In today’s world, eliminating bias in the workplace is a top priority for business leaders. When it comes to performance reviews and delivering feedback, it’s even more important to ensure bias doesn’t take hold of the conversation. However, data shows that leaders and managers are still delivering feedback unfairly.
Gender Bias and Feedback: A Real Problem
Gender equality in the workplace is a major point of discussion in our society today. While some cite the wage gap as a key issue, others want to eliminate unfair maternity leave policies and increase upward mobility for women.
Another issue, though, surrounds performance reviews and constructive feedback. In fact, The Huffington Post cited data from Dr. Karen Snyder of the Clayman Institute for Gender Research at Stanford University, which revealed major discrepancies between what is said in a man’s performance review versus what is said in a woman’s. Female workers were more likely to receive praise for team accomplishments rather than individual results. Additionally, men were three times more likely to hear feedback related to business outcomes or company goals.
Furthermore, Silicon Valley influencer Kieran Snyder shared data from her research study in Fortune that found 58.9 percent of reviews men received contained critical feedback, while 87.9 percent of the reviews received by women did.
Bias in the workplace goes far beyond gender, though. In fact, Diversity Digest shared data from a survey by the National Opinion Research Center at the University of Chicago, which revealed minority groups were evaluated more negatively than white people. Specifically, more than half of the survey respondents rated African Americans as less intelligent than white people. Race, gender, ethnicity and orientation all present major vulnerabilities for bias in the workplace, especially during performance reviews or anytime feedback is shared with employees.
“Performance reviews and feedback should be improved to create a fair working environment.”
The Solution: Informed Conversations
At BetterWorks, we understand that these are very real problems and think performance reviews and feedback should be improved to create a fair working environment for all employees. As the Society for Human Resources Management pointed out, many companies still use qualitative ranking systems for performance reviews that ultimately pit employees against each other and feed the workplace bias monster. Adobe was one of those companies until 2012, when Senior Vice President Donna Morris abolished the system altogether and replaced it with more frequent, informal conversation.
This was a strong move on Morris’ part, and we think these casual conversations can go even further toward eliminating bias when your leaders throw data into the mix. That’s where interactive goal setting software comes in. When companies rely on performance management and goal setting programs that create a constantly-updated visual of each employee’s achievements and contributions to their teams, managers are better-equipped to give honest, fair appraisals to all workers. Additionally, these tools empower employees to advocate for themselves and remain active participants in conversations surrounding their performance.

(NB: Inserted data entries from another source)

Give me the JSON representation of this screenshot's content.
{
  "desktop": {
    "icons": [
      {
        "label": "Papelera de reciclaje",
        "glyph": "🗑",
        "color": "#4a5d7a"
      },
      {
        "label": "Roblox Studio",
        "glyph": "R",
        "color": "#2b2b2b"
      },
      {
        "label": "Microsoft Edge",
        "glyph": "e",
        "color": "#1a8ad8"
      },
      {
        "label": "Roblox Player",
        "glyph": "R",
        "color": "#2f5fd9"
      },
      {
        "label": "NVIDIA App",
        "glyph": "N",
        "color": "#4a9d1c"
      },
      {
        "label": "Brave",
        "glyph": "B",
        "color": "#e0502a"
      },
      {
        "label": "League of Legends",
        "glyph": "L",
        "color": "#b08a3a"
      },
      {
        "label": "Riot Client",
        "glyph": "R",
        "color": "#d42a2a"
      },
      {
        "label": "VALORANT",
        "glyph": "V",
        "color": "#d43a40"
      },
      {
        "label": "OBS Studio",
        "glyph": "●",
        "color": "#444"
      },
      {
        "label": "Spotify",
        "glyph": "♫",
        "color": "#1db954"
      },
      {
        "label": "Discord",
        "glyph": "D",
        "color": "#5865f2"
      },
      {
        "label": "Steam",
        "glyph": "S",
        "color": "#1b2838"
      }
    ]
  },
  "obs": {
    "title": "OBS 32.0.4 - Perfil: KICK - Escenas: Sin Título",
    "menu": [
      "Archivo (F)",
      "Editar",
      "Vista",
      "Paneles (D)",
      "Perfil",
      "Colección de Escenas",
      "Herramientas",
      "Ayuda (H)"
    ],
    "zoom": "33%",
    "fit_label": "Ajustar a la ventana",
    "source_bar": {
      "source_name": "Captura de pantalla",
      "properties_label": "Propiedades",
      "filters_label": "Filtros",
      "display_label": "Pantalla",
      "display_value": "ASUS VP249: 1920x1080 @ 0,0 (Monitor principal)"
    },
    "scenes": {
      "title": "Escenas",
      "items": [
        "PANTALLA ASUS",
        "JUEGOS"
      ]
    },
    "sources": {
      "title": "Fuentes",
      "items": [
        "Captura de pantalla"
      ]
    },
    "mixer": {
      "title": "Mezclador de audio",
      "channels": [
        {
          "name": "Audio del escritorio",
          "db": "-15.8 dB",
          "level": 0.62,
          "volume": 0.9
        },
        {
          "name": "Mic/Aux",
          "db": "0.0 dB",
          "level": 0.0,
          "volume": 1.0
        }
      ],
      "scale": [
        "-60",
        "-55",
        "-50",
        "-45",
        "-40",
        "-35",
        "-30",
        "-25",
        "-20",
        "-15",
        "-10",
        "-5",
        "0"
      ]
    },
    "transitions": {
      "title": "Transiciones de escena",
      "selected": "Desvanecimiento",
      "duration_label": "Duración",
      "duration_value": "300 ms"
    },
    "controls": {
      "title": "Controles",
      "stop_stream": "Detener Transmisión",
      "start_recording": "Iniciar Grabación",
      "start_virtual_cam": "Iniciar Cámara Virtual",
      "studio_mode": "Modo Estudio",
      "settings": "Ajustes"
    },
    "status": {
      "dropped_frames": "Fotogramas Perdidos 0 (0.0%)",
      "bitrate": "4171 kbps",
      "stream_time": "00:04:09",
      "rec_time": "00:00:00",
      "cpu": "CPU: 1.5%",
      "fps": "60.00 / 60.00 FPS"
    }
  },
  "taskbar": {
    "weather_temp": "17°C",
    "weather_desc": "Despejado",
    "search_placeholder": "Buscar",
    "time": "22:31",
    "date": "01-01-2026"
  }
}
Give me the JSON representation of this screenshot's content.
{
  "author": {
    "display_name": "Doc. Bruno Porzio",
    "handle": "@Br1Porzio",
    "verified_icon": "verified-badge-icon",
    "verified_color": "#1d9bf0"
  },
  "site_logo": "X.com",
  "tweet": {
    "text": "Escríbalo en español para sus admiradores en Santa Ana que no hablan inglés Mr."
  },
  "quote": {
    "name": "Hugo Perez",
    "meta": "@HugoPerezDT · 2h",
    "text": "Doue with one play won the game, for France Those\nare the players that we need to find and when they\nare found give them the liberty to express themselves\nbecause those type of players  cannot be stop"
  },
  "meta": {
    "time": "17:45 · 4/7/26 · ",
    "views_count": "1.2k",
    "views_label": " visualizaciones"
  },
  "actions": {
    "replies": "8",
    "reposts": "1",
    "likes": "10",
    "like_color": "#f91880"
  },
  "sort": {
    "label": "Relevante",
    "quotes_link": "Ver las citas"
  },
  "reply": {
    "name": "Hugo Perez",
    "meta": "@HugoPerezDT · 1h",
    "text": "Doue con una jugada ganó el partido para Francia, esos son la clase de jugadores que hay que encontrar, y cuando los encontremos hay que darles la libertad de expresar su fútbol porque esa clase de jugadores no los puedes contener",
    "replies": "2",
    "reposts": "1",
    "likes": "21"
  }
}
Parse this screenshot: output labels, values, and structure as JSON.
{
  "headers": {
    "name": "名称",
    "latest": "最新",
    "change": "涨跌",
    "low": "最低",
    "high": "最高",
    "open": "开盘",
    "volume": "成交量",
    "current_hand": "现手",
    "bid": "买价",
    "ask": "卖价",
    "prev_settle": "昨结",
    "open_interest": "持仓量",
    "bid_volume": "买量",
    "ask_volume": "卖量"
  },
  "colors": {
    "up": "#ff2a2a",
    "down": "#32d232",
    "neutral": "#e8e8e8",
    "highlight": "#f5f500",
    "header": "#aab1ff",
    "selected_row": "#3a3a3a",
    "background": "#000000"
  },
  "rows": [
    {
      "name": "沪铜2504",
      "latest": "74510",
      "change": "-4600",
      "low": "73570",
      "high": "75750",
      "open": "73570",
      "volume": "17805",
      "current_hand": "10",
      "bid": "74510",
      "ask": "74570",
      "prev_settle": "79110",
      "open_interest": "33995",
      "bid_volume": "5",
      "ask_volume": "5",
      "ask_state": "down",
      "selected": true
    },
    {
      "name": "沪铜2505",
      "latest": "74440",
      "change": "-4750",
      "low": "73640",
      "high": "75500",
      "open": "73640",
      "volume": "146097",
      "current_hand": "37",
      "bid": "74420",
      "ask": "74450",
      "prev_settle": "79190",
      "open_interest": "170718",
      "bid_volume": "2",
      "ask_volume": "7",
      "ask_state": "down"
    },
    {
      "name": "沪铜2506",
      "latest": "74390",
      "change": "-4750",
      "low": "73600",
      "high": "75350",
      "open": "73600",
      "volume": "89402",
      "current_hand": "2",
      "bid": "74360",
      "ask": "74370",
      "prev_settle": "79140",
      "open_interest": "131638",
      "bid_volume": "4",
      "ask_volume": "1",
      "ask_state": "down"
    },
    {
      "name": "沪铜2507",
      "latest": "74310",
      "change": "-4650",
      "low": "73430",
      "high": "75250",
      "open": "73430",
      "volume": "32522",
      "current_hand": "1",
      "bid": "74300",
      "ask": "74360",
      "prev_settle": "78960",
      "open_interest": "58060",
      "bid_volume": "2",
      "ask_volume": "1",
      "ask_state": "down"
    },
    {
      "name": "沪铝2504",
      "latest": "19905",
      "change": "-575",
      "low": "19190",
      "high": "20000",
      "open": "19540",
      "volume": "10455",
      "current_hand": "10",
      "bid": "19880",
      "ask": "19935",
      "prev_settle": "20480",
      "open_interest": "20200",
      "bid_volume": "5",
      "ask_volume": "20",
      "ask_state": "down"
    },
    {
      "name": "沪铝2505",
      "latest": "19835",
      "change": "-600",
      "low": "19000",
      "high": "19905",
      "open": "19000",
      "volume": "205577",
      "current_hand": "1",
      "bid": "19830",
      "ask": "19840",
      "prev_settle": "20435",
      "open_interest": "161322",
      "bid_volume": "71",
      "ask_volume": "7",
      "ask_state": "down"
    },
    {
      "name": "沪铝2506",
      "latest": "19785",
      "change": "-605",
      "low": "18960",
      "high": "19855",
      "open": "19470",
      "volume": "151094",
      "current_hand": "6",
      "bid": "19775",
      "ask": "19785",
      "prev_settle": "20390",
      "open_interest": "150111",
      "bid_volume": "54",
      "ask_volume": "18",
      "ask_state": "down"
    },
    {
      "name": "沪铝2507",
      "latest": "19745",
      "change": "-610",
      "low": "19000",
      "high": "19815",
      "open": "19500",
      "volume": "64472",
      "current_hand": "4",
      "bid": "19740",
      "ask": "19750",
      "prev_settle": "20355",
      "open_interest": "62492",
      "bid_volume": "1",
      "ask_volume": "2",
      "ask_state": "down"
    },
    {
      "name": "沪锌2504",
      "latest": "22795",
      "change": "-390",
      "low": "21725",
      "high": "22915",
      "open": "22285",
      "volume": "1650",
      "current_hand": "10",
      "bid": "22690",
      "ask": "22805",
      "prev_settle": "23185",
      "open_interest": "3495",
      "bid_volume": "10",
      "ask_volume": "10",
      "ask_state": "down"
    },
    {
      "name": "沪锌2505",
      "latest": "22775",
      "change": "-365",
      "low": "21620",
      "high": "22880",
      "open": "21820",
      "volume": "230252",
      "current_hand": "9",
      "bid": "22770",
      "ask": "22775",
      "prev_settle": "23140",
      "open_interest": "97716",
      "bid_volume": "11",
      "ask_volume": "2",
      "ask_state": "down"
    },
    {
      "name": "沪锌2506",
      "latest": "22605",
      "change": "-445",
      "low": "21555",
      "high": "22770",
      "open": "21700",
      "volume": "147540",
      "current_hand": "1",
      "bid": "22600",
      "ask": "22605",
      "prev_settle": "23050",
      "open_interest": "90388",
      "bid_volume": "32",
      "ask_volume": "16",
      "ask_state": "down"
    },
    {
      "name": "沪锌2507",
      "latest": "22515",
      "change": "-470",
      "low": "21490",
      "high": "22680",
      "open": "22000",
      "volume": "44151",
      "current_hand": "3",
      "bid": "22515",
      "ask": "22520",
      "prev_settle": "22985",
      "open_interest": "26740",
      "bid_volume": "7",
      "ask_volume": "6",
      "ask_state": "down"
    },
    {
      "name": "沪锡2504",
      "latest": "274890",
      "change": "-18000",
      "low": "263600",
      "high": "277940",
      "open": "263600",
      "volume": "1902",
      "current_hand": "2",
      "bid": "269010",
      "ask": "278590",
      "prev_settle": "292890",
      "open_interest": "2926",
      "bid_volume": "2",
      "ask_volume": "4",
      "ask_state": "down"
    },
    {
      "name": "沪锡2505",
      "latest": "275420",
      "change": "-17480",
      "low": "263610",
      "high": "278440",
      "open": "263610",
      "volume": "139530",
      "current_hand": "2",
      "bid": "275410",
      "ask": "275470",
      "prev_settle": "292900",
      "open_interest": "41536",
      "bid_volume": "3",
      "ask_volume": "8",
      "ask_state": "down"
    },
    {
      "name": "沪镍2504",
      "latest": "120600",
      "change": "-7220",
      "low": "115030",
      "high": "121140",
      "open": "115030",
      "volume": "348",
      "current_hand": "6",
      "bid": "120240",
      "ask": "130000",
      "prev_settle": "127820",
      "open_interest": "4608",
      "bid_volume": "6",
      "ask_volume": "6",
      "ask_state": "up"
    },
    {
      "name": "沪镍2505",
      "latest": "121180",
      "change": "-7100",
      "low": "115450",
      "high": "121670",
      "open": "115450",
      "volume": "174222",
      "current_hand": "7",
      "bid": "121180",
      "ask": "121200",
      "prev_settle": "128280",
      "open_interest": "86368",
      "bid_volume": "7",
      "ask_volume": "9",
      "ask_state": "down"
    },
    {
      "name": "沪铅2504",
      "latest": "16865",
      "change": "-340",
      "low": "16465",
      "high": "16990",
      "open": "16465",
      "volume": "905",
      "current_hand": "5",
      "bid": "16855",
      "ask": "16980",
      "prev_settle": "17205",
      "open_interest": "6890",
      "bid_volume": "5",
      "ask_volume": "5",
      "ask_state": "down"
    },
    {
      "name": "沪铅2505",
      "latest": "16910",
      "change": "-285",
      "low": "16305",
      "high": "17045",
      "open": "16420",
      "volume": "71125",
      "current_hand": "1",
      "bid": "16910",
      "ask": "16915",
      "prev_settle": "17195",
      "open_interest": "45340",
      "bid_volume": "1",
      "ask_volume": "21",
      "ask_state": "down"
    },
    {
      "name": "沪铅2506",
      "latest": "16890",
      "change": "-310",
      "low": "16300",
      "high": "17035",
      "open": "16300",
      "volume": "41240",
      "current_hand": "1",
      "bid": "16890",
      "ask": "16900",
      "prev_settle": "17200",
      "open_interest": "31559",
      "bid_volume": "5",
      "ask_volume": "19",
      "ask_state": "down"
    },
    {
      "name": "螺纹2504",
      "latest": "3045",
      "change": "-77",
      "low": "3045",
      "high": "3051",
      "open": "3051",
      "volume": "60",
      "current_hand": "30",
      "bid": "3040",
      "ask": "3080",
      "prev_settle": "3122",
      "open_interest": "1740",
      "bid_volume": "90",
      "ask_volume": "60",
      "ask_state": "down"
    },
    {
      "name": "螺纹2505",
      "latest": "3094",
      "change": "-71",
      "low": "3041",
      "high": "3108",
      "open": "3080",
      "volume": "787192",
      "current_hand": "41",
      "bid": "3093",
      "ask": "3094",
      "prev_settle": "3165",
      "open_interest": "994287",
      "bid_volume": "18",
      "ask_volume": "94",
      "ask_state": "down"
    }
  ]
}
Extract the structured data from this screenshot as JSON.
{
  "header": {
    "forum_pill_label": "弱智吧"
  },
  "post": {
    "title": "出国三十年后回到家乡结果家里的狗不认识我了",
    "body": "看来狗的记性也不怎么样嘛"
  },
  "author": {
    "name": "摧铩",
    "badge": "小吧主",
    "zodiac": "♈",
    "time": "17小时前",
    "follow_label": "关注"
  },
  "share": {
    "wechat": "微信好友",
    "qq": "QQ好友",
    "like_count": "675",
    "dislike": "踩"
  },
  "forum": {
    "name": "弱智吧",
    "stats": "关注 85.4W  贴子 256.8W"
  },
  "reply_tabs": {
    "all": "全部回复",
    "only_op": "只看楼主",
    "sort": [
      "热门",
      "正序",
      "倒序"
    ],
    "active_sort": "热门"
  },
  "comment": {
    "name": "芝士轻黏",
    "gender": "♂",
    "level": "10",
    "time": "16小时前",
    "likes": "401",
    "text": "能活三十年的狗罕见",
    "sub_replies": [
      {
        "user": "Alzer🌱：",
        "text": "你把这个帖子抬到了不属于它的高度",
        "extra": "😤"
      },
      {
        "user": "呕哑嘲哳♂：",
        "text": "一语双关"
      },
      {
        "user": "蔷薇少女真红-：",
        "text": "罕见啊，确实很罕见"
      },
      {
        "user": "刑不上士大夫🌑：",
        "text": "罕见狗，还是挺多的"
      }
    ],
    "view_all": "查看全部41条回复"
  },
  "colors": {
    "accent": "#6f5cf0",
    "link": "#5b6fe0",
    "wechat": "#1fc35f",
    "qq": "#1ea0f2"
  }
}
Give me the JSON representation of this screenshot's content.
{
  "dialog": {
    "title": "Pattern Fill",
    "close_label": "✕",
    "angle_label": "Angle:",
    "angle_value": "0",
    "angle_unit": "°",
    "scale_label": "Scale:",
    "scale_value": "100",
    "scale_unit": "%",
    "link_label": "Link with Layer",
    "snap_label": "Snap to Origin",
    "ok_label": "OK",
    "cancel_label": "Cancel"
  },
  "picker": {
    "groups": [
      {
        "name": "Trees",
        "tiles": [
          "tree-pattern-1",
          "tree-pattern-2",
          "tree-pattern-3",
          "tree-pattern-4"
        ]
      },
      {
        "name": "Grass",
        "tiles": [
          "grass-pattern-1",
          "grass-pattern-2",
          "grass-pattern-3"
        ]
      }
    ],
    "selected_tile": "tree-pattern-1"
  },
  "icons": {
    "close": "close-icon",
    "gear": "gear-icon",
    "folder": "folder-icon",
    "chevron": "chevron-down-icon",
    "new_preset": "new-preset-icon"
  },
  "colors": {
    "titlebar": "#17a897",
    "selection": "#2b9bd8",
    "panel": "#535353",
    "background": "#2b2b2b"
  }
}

Another important quality of interactive software is its inherent transparency. While some of the most biased evaluations happen behind closed doors through anonymous rankings and feedback, interactive platforms are visible to everyone and updated on a regular basis. This means performance conversations™ will be accountable, honest, informed and data-driven.
Companies have a long way to go eliminating bias in the workplace. However, at BetterWorks, we think enterprises have all the tools they need to prevent this occurrence during performance reviews.